** Requirement **
Return, from the data that follows, each line that holds the word "badge".

** Record excerpts **

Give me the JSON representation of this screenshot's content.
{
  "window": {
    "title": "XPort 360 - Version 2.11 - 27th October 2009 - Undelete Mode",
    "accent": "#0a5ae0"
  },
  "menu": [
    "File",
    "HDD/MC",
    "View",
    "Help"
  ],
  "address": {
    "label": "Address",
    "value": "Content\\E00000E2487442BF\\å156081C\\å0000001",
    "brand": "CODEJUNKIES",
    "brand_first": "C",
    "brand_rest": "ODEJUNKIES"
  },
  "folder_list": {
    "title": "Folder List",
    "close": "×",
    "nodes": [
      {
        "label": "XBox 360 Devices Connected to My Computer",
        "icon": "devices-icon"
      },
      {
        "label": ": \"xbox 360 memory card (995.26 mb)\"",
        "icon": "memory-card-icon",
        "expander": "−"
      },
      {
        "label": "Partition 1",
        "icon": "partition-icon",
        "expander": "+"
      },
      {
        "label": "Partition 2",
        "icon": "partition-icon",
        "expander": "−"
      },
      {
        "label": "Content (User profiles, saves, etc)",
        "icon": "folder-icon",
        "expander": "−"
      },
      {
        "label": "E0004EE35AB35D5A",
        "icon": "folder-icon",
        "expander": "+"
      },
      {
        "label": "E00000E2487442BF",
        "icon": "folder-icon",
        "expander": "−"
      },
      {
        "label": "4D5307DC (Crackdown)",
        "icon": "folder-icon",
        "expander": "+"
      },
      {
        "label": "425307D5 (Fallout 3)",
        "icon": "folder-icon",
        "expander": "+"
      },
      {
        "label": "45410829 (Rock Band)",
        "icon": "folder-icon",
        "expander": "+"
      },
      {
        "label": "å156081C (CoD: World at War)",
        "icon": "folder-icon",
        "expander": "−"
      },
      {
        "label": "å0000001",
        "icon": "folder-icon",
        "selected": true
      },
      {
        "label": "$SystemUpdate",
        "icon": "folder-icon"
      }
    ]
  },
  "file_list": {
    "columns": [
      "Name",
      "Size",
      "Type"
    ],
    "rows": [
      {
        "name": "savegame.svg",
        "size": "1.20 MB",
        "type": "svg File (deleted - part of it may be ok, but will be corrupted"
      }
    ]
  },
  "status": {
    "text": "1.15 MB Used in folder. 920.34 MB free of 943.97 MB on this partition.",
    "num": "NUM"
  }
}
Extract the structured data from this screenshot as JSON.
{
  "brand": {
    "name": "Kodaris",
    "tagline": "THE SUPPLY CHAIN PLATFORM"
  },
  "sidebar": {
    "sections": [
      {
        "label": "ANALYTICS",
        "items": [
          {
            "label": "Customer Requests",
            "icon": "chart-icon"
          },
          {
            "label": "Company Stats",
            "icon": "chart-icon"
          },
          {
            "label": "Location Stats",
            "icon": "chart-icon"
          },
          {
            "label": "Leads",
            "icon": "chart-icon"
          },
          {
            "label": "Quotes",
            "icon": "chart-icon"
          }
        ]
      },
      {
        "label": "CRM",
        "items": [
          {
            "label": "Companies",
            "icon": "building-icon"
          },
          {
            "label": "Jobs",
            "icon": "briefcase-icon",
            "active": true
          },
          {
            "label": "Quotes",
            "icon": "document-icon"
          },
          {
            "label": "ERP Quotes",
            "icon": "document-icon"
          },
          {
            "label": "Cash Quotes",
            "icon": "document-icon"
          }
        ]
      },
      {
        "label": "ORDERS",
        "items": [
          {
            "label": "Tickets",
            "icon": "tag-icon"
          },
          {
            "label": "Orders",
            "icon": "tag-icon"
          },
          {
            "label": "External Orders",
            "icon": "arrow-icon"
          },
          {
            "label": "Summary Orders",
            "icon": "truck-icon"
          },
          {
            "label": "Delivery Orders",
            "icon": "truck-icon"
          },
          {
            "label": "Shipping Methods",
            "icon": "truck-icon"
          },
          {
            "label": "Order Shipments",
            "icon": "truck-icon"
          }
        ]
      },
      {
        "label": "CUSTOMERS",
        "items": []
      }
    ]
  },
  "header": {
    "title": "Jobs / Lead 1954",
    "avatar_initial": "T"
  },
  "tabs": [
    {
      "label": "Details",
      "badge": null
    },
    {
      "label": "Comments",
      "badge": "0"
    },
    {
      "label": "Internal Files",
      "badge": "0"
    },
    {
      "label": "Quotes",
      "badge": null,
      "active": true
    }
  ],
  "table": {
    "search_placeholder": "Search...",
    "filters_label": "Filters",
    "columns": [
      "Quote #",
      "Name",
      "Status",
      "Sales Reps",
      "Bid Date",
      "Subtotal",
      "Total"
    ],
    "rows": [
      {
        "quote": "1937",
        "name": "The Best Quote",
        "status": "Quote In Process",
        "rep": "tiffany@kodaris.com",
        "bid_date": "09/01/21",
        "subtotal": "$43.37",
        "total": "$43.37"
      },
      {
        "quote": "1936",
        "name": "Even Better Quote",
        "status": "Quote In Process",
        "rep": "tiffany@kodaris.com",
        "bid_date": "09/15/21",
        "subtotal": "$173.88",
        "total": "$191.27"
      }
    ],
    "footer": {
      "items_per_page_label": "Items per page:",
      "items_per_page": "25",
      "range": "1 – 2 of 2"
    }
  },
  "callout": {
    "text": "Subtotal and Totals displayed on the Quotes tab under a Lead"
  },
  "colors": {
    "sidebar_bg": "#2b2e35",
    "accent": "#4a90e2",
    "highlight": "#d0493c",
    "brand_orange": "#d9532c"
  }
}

** Solution below **
      "badge": null
      "badge": "0"
      "badge": "0"
      "badge": null,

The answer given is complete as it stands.